_Extracted material_:
★ ★ ★ ★ ★ ★ ★

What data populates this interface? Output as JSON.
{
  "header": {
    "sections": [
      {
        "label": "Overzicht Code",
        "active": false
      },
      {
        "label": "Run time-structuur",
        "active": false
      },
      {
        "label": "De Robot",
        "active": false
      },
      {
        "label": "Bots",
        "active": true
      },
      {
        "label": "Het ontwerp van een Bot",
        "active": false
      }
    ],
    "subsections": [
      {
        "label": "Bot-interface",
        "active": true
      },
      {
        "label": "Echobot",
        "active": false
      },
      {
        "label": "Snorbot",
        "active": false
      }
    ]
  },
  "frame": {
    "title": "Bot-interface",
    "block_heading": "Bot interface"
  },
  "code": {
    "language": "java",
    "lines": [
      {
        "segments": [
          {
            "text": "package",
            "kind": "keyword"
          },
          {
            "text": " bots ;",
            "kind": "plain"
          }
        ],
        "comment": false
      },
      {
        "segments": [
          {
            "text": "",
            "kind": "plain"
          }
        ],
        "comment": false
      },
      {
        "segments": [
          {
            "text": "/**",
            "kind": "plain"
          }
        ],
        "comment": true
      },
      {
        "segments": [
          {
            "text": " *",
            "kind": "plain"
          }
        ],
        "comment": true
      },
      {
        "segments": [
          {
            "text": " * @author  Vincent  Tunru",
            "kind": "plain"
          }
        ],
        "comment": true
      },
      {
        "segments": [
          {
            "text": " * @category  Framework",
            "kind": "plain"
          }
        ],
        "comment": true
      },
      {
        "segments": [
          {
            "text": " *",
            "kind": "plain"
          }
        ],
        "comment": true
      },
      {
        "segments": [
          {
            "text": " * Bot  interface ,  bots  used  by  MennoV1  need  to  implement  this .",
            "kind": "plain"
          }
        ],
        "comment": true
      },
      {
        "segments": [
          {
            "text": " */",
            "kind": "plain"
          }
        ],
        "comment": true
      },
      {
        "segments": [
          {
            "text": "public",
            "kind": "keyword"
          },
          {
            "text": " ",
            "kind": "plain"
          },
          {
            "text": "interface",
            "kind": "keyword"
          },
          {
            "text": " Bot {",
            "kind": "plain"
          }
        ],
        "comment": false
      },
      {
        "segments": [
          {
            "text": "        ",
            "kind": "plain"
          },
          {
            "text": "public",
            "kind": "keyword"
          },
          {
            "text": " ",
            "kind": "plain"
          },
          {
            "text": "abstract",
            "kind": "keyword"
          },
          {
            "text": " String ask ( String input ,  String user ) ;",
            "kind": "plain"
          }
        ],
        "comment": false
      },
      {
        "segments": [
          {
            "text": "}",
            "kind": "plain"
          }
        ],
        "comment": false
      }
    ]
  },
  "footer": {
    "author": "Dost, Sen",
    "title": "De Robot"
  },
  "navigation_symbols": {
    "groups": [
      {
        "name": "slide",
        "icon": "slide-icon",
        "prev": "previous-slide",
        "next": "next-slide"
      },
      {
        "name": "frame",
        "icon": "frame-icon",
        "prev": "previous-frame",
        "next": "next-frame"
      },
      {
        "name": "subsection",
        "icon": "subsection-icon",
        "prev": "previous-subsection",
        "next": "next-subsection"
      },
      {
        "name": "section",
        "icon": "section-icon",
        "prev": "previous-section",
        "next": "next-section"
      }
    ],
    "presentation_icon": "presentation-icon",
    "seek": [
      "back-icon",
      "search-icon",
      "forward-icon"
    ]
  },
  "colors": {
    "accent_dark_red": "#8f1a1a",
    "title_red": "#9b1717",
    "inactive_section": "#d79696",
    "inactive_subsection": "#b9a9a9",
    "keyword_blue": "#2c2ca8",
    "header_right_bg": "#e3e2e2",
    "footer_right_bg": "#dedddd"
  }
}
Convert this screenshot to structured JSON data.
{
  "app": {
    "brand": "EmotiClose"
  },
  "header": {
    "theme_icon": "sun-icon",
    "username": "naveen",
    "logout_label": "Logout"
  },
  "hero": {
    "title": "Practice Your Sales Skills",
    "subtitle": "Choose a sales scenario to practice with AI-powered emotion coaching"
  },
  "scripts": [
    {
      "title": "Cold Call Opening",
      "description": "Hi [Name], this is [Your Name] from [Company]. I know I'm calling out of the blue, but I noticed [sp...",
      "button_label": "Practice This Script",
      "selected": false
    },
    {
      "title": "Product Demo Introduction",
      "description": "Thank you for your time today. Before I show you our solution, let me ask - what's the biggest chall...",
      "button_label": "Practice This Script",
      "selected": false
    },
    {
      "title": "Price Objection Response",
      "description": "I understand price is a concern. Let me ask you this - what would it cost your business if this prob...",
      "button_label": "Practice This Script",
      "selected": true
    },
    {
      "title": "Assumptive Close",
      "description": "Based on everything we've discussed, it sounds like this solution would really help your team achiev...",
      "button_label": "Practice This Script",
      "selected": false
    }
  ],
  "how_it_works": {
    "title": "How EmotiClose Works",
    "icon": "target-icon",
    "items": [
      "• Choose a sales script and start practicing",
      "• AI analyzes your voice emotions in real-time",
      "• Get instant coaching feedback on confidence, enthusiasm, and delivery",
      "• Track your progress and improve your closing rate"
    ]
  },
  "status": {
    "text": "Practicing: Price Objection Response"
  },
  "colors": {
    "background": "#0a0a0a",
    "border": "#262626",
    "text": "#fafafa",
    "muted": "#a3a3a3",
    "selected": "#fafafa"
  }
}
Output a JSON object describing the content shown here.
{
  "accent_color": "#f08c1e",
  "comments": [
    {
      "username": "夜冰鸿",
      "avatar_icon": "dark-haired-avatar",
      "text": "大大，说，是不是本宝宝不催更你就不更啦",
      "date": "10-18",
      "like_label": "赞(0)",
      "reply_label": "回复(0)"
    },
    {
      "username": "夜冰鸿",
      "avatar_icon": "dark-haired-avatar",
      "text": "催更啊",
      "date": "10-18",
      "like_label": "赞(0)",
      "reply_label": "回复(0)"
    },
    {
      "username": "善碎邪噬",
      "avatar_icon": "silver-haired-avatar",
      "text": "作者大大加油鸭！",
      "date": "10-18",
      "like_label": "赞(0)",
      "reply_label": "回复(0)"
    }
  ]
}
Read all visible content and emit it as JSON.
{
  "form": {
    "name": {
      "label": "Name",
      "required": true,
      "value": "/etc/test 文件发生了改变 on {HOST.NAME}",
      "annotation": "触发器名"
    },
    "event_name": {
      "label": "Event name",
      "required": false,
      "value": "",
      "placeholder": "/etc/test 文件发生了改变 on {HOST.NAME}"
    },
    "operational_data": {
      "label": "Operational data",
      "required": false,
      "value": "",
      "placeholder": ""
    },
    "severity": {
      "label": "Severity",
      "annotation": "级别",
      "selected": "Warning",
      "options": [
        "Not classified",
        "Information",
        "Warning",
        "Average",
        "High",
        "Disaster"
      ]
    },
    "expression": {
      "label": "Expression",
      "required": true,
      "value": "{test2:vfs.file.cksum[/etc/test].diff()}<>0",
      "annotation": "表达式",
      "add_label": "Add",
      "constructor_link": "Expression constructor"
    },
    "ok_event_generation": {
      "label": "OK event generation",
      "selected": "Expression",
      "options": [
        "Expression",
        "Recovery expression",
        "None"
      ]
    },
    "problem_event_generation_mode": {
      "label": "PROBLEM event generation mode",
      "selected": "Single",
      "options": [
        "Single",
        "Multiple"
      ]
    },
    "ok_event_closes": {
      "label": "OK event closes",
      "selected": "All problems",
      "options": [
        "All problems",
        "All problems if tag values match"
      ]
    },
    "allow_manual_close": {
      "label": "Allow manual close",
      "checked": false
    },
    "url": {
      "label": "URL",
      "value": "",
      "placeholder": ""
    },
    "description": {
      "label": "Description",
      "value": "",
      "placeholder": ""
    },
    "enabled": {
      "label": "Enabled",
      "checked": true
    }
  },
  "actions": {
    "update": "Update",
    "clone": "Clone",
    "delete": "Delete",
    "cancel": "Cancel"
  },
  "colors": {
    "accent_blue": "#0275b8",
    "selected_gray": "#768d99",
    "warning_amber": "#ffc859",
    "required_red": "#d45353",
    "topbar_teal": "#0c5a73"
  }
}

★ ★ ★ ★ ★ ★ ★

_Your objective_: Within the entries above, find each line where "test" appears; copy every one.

_Problem solution_:
      "value": "/etc/test 文件发生了改变 on {HOST.NAME}",
      "placeholder": "/etc/test 文件发生了改变 on {HOST.NAME}"
      "value": "{test2:vfs.file.cksum[/etc/test].diff()}<>0",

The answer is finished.